A participatory experiment created in collaboration with the people of this south bronx housing complex. I ventured up on a sweltering summer day and found a sprawling hodge-podge of activities. Community radio station, cafe, library and impromptu lecture series, all run and staffed by members of the surrounding community and volunteers. Everything, including a bridge between craft workshops and library was built with found and donated materials. At the end of the installation’s run, all equipment and materials will be gifted out to the community . I give Hirschorn high marks for continuing to bring together such an amalgam of social, art, economic and philosophical ideas.




9 – Lori Nix, Clamp Art, NYC, October 17 – November 16, 2013

For sheer inventiveness and craft, Nix creates these extraordinary tableaux in her studio. This group took on a decidedly apocalyptic view of NYC that were both humorous and disturbing.



Shoe Store

Shoe Store

Chinese Take-Out

Chinese Take-Out

10 – This Will Have Been: Art, Love and Politics in the 1980s. On view at the ICA Boston from November 15 2012 – March 13, 2013 

Organized by Helen Molesworth, this exhibit was worth several visits to get the full flavor of this tumultuous decade. From the rise in aids activism to the fall of the Berlin Wall,  the artists presented continue to influence contemporary art praxis. The exhibition was organized into four sections. I’ve included a tiny sampling (and I mean tiny) of the amazing breadth of work that was on view. This was truly a curatorial masterpiece.

part 1 -The End is Near


Candy Jernigan, Found Dope Part 11 (1986)

part 2 – Democracy


Artist Collective General Idea


Hans Haacke, Oil Painting (Homage to Marcel Broodthaers)

part 3 – Gender Trouble


Jimmy Durham self portrait (1986)


Cindy Sherman, Untitled #153 (1985)

part 4 – Desire and Longing


Deborah Bright, Dream Girls (1989-1990)


Felix Gonzales-Torres, Untitled (perfect Lovers) 1987-1990

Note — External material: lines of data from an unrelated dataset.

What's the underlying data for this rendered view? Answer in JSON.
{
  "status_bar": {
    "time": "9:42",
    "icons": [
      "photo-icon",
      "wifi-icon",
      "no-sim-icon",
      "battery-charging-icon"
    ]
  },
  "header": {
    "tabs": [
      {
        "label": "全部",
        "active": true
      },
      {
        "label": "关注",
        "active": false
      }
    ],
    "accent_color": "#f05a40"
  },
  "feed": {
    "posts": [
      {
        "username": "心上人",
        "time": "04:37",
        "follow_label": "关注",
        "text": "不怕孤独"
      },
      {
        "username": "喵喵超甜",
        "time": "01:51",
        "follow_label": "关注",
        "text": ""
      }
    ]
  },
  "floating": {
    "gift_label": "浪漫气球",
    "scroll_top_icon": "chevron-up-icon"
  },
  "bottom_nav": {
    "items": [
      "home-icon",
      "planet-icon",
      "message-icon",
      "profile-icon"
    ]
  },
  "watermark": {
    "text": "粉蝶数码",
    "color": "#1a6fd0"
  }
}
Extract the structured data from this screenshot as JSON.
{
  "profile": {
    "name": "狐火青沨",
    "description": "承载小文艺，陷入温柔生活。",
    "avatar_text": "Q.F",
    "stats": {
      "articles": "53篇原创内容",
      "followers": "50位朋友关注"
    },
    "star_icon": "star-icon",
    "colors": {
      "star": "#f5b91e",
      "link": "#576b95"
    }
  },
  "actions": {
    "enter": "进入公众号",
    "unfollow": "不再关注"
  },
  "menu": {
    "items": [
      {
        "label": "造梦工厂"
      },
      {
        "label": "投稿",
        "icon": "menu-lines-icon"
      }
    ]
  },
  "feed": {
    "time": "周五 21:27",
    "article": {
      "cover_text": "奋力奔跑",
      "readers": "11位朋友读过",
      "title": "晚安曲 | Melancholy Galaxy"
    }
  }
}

Seems fitting to end with an image of clocks made by one of my favorite artists and someone who I turn to whenever I need to find inspiration and new reasons to believe.

May the coming year bring all of us more challenging art and continued hope.